25 eat, look you, this leek. Because, look you, you do
 not love it, nor your affections and your appetites
 and your disgestions does not agree with it, I would
 desire you to eat it.
PISTOL Not for Cadwallader and all his goats.
FLUELLEN 30There is one goat for you. (Strikes him
 with a cudgel.) 
Will you be so good, scald knave,
 as eat it?
PISTOL Base Trojan, thou shalt die.
FLUELLEN You say very true, scald knave, when God’s
35 will is. I will desire you to live in the meantime and
 eat your victuals. Come, there is sauce for it. Strikes
You called me yesterday “mountain squire,”
 but I will make you today a squire of low degree. I
 pray you, fall to. If you can mock a leek, you can eat
40 a leek.

Henry V
ACT 5. SC. 1

GOWER Enough, captain. You have astonished him.
FLUELLEN I say I will make him eat some part of my
 leek, or I will peat his pate four days.—Bite, I pray
 you. It is good for your green wound and your
45 ploody coxcomb.
PISTOL Must I bite?
FLUELLEN Yes, certainly, and out of doubt and out of
 question, too, and ambiguities.
PISTOL By this leek, I will most horribly revenge.
50 Fluellen threatens him. I eat and eat, I swear—
FLUELLEN Eat, I pray you. Will you have some more
 sauce to your leek? There is not enough leek to
 swear by.
PISTOL Quiet thy cudgel. Thou dost see I eat.
FLUELLEN 55Much good do you, scald knave, heartily.
 Nay, pray you throw none away. The skin is good for
 your broken coxcomb. When you take occasions to
 see leeks hereafter, I pray you mock at ’em, that is
PISTOL 60Good.
FLUELLEN Ay, leeks is good. Hold you, there is a groat
 to heal your pate.
PISTOL Me, a groat?
FLUELLEN Yes, verily, and in truth you shall take it, or I
65 have another leek in my pocket, which you shall
PISTOL I take thy groat in earnest of revenge.
FLUELLEN If I owe you anything, I will pay you in
 cudgels. You shall be a woodmonger and buy
70 nothing of me but cudgels. God be wi’ you and
 keep you and heal your pate.He exits.
PISTOL All hell shall stir for this.
GOWER Go, go. You are a counterfeit cowardly knave.
 Will you mock at an ancient tradition begun upon
75 an honorable respect and worn as a memorable
 trophy of predeceased valor, and dare not avouch in

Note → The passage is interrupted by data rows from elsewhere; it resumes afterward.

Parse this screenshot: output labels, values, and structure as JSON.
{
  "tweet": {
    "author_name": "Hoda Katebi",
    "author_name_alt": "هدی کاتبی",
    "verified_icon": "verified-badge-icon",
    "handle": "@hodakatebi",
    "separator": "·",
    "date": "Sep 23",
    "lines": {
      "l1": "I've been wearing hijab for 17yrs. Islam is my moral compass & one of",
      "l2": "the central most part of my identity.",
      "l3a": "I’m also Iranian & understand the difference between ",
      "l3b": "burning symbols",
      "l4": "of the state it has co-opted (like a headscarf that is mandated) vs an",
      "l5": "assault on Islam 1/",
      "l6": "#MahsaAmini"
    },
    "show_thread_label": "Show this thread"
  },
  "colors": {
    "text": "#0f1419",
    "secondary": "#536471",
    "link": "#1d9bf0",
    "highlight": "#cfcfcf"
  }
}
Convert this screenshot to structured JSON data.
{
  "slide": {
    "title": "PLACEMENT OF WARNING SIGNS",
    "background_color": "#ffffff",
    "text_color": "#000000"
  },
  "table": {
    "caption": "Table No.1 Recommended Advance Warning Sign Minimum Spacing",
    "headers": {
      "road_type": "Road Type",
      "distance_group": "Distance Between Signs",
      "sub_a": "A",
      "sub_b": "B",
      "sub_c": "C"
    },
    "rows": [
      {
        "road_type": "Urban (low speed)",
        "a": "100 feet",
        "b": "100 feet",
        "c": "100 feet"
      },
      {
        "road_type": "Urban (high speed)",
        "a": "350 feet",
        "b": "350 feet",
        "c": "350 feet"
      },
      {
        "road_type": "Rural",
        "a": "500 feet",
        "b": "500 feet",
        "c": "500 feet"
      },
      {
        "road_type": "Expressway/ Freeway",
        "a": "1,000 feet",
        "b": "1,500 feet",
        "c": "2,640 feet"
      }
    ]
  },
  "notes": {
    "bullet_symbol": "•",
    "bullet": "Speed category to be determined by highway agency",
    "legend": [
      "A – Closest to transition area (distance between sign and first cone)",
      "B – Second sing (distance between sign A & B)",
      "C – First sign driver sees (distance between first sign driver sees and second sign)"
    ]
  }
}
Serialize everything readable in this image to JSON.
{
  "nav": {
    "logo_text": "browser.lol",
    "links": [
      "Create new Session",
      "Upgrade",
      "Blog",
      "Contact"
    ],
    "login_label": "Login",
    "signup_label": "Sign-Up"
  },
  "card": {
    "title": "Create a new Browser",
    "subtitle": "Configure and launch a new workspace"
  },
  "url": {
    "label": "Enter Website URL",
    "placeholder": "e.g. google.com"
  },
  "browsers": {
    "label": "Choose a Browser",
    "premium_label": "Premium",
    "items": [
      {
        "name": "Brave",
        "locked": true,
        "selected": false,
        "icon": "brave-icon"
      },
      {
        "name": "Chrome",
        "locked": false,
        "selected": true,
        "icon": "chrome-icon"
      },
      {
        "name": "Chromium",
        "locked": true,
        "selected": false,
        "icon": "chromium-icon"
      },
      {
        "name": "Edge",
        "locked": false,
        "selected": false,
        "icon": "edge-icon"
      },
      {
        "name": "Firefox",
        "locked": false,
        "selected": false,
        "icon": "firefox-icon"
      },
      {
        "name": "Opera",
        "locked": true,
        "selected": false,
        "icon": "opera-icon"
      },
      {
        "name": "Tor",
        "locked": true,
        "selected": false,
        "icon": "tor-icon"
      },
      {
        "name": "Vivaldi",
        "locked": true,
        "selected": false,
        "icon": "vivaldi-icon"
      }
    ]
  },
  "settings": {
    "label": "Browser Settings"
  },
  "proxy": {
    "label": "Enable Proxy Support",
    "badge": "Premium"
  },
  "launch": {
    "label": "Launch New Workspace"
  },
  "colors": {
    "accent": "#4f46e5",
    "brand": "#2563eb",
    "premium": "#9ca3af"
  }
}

Henry V
ACT 5. SC. 2

 your deeds any of your words? I have seen you
 gleeking and galling at this gentleman twice or
 thrice. You thought because he could not speak
80 English in the native garb, he could not therefore
 handle an English cudgel. You find it otherwise, and
 henceforth let a Welsh correction teach you a good
 English condition. Fare you well.He exits.
PISTOL Doth Fortune play the huswife with me now?
85 News have I that my Doll is dead i’ th’ spital of a
 malady of France, and there my rendezvous is quite
 cut off. Old I do wax, and from my weary limbs
 honor is cudgeled. Well, bawd I’ll turn, and something
 lean to cutpurse of quick hand. To England
90 will I steal, and there I’ll steal.
 And patches will I get unto these cudgeled scars,
 And swear I got them in the Gallia wars.
He exits.